*** Opening of Data extracts ***
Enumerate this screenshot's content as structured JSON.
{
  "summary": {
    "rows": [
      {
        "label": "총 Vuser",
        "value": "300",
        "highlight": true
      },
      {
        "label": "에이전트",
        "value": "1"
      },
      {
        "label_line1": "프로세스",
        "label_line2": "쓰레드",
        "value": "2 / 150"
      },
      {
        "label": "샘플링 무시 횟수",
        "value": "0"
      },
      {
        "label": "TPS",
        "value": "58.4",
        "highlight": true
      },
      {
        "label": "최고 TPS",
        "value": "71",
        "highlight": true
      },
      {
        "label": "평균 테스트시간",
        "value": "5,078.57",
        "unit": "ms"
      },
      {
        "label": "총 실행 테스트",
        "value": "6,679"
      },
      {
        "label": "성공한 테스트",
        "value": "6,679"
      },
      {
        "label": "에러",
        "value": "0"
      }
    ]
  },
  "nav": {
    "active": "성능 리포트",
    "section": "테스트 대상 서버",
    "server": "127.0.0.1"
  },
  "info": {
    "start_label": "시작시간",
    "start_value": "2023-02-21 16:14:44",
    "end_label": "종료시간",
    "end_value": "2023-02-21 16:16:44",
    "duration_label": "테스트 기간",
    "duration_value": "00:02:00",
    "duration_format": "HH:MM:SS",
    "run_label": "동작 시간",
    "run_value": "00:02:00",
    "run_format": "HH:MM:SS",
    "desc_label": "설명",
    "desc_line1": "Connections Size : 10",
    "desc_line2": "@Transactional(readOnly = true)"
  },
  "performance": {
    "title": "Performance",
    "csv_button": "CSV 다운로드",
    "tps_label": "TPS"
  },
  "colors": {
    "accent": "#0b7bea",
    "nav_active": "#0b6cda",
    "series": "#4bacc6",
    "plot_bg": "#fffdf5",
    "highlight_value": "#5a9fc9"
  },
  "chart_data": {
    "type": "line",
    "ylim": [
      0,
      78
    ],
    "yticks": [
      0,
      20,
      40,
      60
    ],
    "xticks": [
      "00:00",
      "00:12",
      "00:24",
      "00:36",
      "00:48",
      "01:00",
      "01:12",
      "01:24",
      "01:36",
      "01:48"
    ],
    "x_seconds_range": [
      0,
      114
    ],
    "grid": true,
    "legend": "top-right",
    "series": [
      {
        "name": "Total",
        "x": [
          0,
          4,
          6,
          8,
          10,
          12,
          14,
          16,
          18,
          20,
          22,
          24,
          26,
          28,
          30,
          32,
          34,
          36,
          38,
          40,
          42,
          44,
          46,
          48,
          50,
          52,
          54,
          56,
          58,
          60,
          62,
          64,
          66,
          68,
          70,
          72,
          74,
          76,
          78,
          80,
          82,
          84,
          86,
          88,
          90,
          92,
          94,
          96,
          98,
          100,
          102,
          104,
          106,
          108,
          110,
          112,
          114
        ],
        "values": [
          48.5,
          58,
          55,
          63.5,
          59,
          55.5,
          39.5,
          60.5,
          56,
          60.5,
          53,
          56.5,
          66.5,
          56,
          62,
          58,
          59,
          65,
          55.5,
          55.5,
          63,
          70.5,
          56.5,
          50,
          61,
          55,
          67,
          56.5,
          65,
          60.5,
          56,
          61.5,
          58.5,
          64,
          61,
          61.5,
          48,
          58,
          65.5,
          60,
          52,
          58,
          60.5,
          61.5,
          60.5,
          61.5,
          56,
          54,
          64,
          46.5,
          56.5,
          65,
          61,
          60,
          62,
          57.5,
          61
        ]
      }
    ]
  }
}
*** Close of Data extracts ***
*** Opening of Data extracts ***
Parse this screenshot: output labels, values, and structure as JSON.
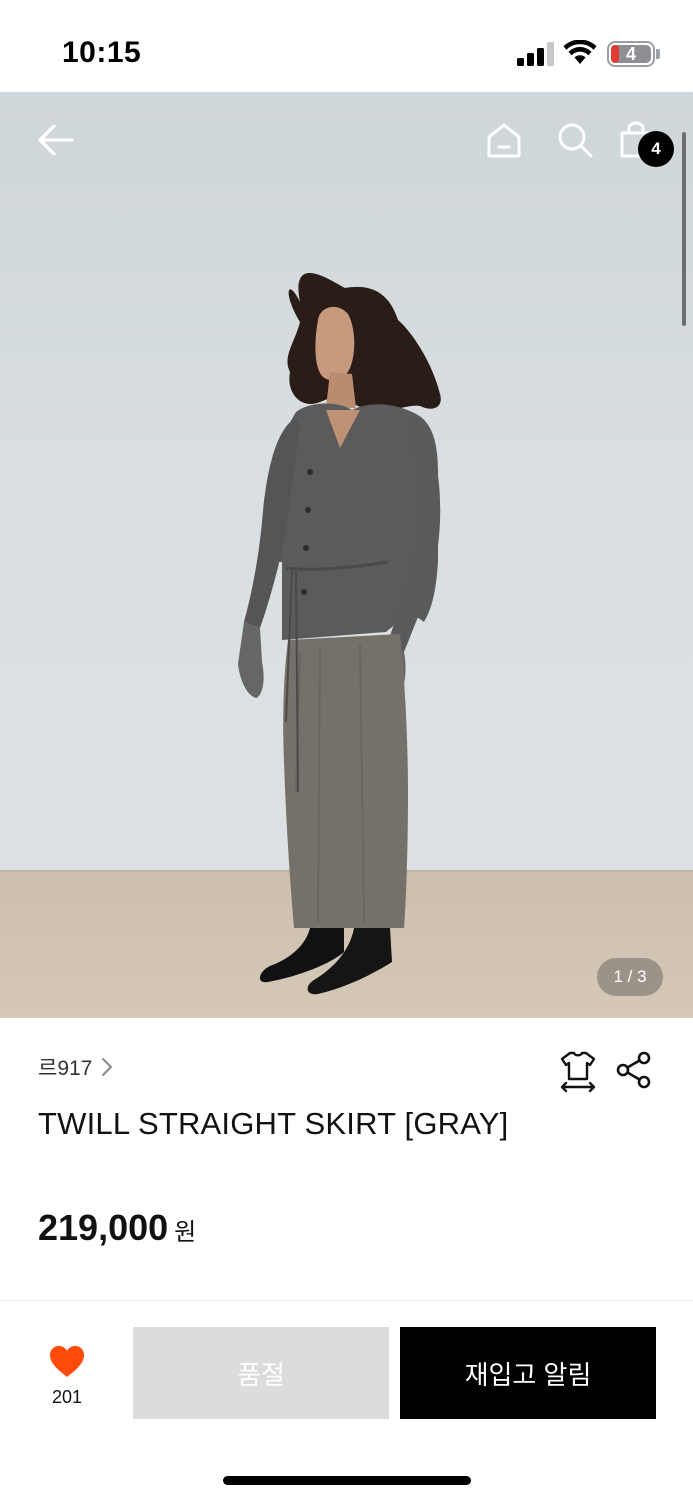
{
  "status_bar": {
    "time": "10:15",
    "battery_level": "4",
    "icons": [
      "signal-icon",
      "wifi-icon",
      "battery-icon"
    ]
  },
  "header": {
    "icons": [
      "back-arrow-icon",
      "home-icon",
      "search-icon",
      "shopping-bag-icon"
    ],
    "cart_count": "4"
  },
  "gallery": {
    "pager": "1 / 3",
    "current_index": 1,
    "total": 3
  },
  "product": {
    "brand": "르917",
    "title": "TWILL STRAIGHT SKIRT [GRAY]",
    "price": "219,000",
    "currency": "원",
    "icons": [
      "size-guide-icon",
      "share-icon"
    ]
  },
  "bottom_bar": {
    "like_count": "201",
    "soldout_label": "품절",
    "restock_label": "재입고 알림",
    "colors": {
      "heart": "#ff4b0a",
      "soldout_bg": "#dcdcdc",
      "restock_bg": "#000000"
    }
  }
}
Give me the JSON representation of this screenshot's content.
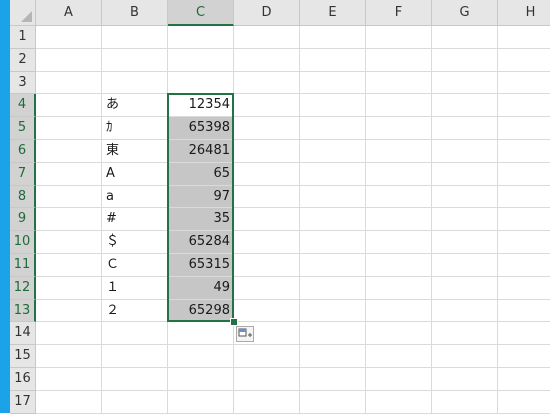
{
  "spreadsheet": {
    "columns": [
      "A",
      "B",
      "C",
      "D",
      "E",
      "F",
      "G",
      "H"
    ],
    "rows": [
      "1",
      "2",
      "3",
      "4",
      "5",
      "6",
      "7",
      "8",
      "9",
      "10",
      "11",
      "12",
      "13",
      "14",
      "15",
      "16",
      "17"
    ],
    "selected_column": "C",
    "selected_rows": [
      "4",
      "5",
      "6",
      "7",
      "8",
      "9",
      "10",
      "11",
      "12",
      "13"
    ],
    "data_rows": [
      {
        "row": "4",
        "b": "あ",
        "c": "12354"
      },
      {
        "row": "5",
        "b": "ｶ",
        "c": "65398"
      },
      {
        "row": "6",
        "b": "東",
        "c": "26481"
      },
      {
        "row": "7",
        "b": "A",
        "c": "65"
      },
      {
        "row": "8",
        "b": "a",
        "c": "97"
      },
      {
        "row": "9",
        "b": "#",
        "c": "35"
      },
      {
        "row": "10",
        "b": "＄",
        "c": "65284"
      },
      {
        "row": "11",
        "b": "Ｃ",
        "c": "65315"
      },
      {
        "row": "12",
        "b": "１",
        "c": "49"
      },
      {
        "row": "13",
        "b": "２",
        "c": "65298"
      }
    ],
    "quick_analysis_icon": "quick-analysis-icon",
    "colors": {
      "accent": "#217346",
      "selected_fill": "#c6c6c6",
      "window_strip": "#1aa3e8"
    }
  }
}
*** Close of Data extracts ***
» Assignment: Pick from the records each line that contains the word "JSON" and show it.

» Exercise solution:
Enumerate this screenshot's content as structured JSON.
Parse this screenshot: output labels, values, and structure as JSON.
Give me the JSON representation of this screenshot's content.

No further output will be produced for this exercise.